  11. Attorney in UT case hides six-figure charges despite terms of contract
  12. University of Texas clout scandal grows as new e-mails surface
  13. Four more get into UT Law despite low LSATs
  14. Reports on UT favoritism, impeachment expected soon
  15. Attorney: Secret tape covered up by lawmakers proves regent’s innocence
  16. Dozens of UT Law’s least qualified students are connected politically
  17. University of Texas uncovers admissions corruption, halts investigation
  18. UT admissions: Straus, Branch, Pitts pulled strings
  19. Who got the 128? UT Law admits students with bad LSAT scores
  20. Patrick’s win may doom Hall impeachment effort
  21. Chancellor promises complete investigation of UT admissions
  22. Board to decide UT president’s fate Thursday
  23. Texas politicians smarten up, ditch UT pres this time around
  24. Tribune story may have doomed UT’s Powers
  25. Academics condone the privilege they denounce
  26. Three essential stories on the UT admissions scandal
  27. Texas AG Greg Abbott embraces Roe v. Wade
  28. Roe v. Wade is AG’s new pretext for blocking Texas law school investigation
  29. Two UT regents pressed for records destruction
  30. New crime invented for Hall: assisted guesswork
  31. Texas lawmaker failed to disclose his own clout letter in UT flap
  32. Texas legislator Fischer insists on role in UT investigation
  33. Hutchison pulled strings for friends’ kids and grandkids at UT
  34. Ex-UT Law dean’s credit card bill: $400k in four years
  35. Abbott’s UT picks are pro-affirmative action
  36. Report: University of Texas showed favoritism to thousands
  37. Kroll ignored hundreds of weak UT applications

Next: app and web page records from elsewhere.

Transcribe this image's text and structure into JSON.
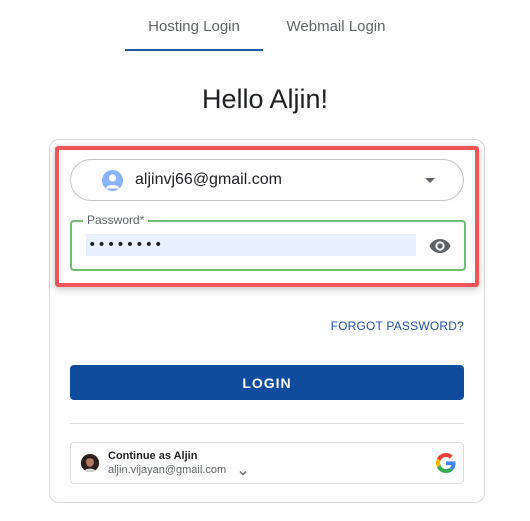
{
  "tabs": [
    {
      "label": "Hosting Login",
      "active": true
    },
    {
      "label": "Webmail Login",
      "active": false
    }
  ],
  "greeting": "Hello Aljin!",
  "account": {
    "email": "aljinvj66@gmail.com",
    "avatar_icon": "person-icon",
    "dropdown_icon": "caret-down-icon"
  },
  "password": {
    "label": "Password*",
    "value": "••••••••",
    "toggle_icon": "eye-icon"
  },
  "forgot_password": "FORGOT PASSWORD?",
  "login_button": "LOGIN",
  "google": {
    "name": "Continue as Aljin",
    "email": "aljin.vijayan@gmail.com",
    "icon": "google-g-icon"
  },
  "colors": {
    "primary": "#0f4c9e",
    "link": "#1a4f9c",
    "field_valid_border": "#6fbf73",
    "highlight": "#f0555a"
  }
}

  38. Billionaire defends UT admissions privileges for ‘leaders’
  39. Weak admissions to University of Texas Law increased after Sager’s ouster
  40. Kroll report takes dig at Watchdog.org

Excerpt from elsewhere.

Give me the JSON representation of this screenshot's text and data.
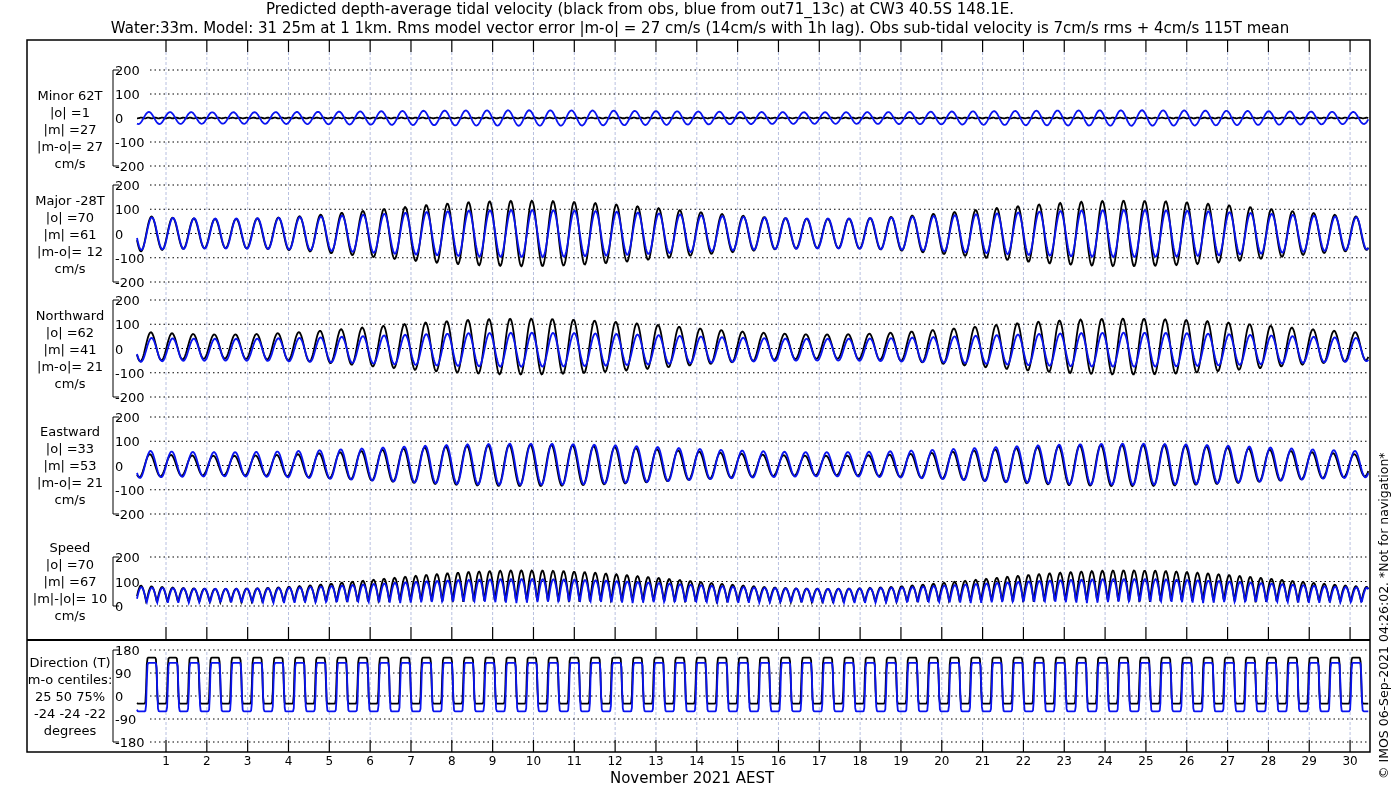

  41. Hicks won’t stop UT’s backdoor admits
  42. Texas governor’s wife was on UT nominee’s payroll
  43. Bill to limit UT oversight clears committee

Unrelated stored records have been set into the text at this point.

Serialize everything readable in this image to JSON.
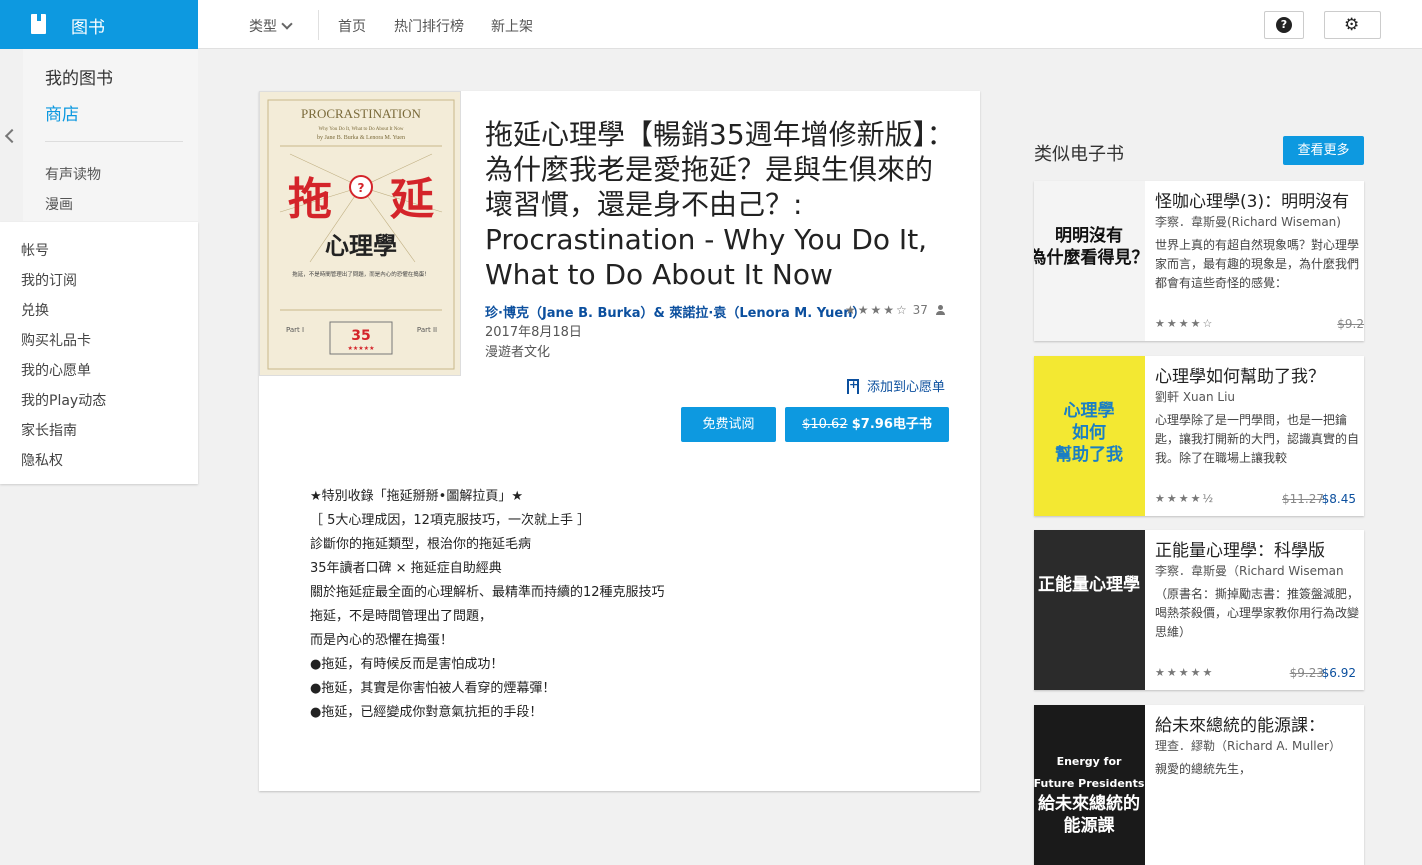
{
  "app": {
    "name": "图书"
  },
  "nav": {
    "category": "类型",
    "home": "首页",
    "top_charts": "热门排行榜",
    "new_releases": "新上架"
  },
  "sidebar": {
    "my_books": "我的图书",
    "store": "商店",
    "audiobooks": "有声读物",
    "comics": "漫画",
    "account_items": [
      "帐号",
      "我的订阅",
      "兑换",
      "购买礼品卡",
      "我的心愿单",
      "我的Play动态",
      "家长指南",
      "隐私权"
    ]
  },
  "book": {
    "title": "拖延心理學【暢銷35週年增修新版】：為什麼我老是愛拖延？是與生俱來的壞習慣，還是身不由己？: Procrastination - Why You Do It, What to Do About It Now",
    "authors": "珍·博克（Jane B. Burka）& 萊諾拉·袁（Lenora M. Yuen）",
    "rating_stars": "★★★★☆",
    "rating_count": "37",
    "date": "2017年8月18日",
    "publisher": "漫遊者文化",
    "wishlist": "添加到心愿单",
    "sample_button": "免费试阅",
    "price_old": "$10.62",
    "price_new": "$7.96电子书",
    "cover": {
      "en_title": "PROCRASTINATION",
      "en_sub": "Why You Do It, What to Do About It Now",
      "en_authors": "by Jane B. Burka & Lenora M. Yuen",
      "cn_big1": "拖",
      "cn_big2": "延",
      "cn_sub": "心理學",
      "badge": "35",
      "tag": "拖延，不是時間管理出了問題，而是內心的恐懼在搗蛋！"
    },
    "description": [
      "★特別收錄「拖延掰掰•圖解拉頁」★",
      "［ 5大心理成因，12項克服技巧，一次就上手 ］",
      "",
      "診斷你的拖延類型，根治你的拖延毛病",
      "35年讀者口碑 × 拖延症自助經典",
      "關於拖延症最全面的心理解析、最精準而持續的12種克服技巧",
      "",
      "拖延，不是時間管理出了問題，",
      "而是內心的恐懼在搗蛋！",
      "",
      "●拖延，有時候反而是害怕成功！",
      "●拖延，其實是你害怕被人看穿的煙幕彈！",
      "●拖延，已經變成你對意氣抗拒的手段！"
    ]
  },
  "similar": {
    "heading": "类似电子书",
    "more": "查看更多",
    "items": [
      {
        "title": "怪咖心理學(3)：明明沒有",
        "author": "李察．韋斯曼(Richard Wiseman)",
        "desc": "世界上真的有超自然現象嗎？對心理學家而言，最有趣的現象是，為什麼我們都會有這些奇怪的感覺：",
        "stars": "★★★★☆",
        "old": "$9.2",
        "new": "",
        "cover_text": "明明沒有\n為什麼看得見？",
        "cover_bg": "#f4f4f4",
        "cover_fg": "#111"
      },
      {
        "title": "心理學如何幫助了我？",
        "author": "劉軒 Xuan Liu",
        "desc": "心理學除了是一門學問，也是一把鑰匙，讓我打開新的大門，認識真實的自我。除了在職場上讓我較",
        "stars": "★★★★½",
        "old": "$11.27",
        "new": "$8.45",
        "cover_text": "心理學\n如何\n幫助了我",
        "cover_bg": "#f3e832",
        "cover_fg": "#1b7fc4"
      },
      {
        "title": "正能量心理學：科學版",
        "author": "李察．韋斯曼（Richard Wiseman",
        "desc": "（原書名：撕掉勵志書：推簽盤減肥，喝熱茶殺價，心理學家教你用行為改變思維）",
        "stars": "★★★★★",
        "old": "$9.23",
        "new": "$6.92",
        "cover_text": "正能量心理學",
        "cover_bg": "#2b2b2b",
        "cover_fg": "#ffffff"
      },
      {
        "title": "給未來總統的能源課：",
        "author": "理查．繆勒（Richard A. Muller）",
        "desc": "親愛的總統先生，",
        "stars": "",
        "old": "",
        "new": "",
        "cover_text": "Energy for\nFuture Presidents\n給未來總統的\n能源課",
        "cover_bg": "#1a1a1a",
        "cover_fg": "#ffffff"
      }
    ]
  }
}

  44. UT regent blasts speaker for ‘abuse of office’
  45. Texas politician rebuts himself with apparently plagiarized letter
  46. Pay-to-play scandal involves UT dean, Texas Exes
  47. Supreme Court asked to look at UT’s backdoor admissions program
  48. Lawmakers want UT applications shielded from scrutiny
  49. McRaven makes UT scandal his own
  50. An open letter to Attorney General Ken Paxton on the UT cover-up
  51. Chancellor Bill McRaven’s UT cover-up has no defenders
  52. UT’s back door still open, but can’t stay secret, AG rules
  53. Whitewash: Kroll left dozens of bad LSATs out of UT report
  54. McRaven’s defense to Hall lawsuit refuted by own words
  55. Ready for the end of affirmative action?
  56. UT admissions scandal is 10 times bigger than official report
  57. McRaven trolls Dallas Morning News
  58. Powers to get top salary at UT Law
  59. UT sues to block Watchdog access to admissions investigation
  60. UT approves ‘Spinal Tap’ policy for backdoor admissions
  61. Admissions survey: No, UT, everybody doesn’t do it
  62. UT admissions scandal prompts new investigation
  63. Ticket scandal a black mark for UT, DA
  64. Showdown over UT cover-up nears end
  65. McRaven’s rationale for UT cover-up denounced by regents, AG
  66. High court to decide if University of Texas can deep-six investigation
  67. High court hears arguments on whether UT can bury investigation
  68. Testimony by UT contradicts story fed high court
  69. These ‘horns ain’t loyal, McRaven finds
  70. UT’s Hall challenges Abbott over board picks
  71. Texas Supreme Court nullifies rule of law; impunity to reign
  72. The battle for the Kroll records goes on

Sign-up for our Trouble in Texas email list to receive the latest news and in-depth coverage.

Click here to get this great content in print


Jon Cassidy was a former Houston-based reporter for Watchdog.org.